→ **WHAT YOU SHOULD DO**: Report how many lines in the records below contain the word "placeholder". Give only the number.

→ **INPUT**:
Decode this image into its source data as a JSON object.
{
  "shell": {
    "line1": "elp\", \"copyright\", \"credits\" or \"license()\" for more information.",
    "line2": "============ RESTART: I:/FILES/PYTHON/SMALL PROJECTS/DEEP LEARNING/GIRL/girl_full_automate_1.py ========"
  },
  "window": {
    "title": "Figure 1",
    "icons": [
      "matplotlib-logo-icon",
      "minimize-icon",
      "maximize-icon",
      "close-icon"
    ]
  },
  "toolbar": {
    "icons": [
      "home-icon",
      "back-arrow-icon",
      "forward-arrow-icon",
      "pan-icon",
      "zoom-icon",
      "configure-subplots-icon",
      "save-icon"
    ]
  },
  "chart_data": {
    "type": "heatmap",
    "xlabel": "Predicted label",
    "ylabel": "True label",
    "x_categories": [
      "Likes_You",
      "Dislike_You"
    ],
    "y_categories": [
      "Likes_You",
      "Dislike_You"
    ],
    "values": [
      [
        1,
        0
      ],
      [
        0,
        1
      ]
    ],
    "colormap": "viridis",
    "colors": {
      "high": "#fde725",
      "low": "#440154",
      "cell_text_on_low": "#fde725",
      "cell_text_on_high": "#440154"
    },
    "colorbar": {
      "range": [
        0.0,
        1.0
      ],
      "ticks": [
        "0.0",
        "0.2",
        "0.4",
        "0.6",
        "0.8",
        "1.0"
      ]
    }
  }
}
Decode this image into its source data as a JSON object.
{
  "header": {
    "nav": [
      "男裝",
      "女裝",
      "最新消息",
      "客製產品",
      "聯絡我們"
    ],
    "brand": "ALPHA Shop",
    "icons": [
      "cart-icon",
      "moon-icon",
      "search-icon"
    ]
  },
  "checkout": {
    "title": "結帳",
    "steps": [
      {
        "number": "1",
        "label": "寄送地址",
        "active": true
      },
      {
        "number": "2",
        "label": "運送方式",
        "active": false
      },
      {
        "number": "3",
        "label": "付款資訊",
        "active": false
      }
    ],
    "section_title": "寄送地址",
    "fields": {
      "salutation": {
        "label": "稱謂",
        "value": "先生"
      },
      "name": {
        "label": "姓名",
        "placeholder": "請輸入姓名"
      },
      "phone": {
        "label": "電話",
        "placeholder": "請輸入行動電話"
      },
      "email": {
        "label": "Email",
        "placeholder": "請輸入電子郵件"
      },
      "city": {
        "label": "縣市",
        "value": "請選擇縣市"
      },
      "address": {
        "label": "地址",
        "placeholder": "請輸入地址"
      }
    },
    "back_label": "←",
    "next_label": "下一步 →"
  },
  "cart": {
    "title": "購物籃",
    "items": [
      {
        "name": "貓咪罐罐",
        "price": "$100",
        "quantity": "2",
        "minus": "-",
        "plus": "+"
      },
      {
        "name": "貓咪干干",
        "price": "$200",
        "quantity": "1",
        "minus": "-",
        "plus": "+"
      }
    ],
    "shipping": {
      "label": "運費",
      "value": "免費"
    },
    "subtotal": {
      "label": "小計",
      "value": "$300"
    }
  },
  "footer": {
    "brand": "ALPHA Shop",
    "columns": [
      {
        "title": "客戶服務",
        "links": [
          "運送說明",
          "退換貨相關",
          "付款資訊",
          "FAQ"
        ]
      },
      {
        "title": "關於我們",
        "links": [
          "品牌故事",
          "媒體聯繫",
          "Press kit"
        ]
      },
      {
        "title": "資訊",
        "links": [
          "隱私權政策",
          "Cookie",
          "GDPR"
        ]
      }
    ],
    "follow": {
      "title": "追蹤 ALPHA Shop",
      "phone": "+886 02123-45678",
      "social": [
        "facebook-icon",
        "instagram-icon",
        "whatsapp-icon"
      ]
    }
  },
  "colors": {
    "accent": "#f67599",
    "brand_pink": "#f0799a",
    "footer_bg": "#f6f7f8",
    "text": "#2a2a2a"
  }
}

→ **WRITTEN RESPONSE**: 4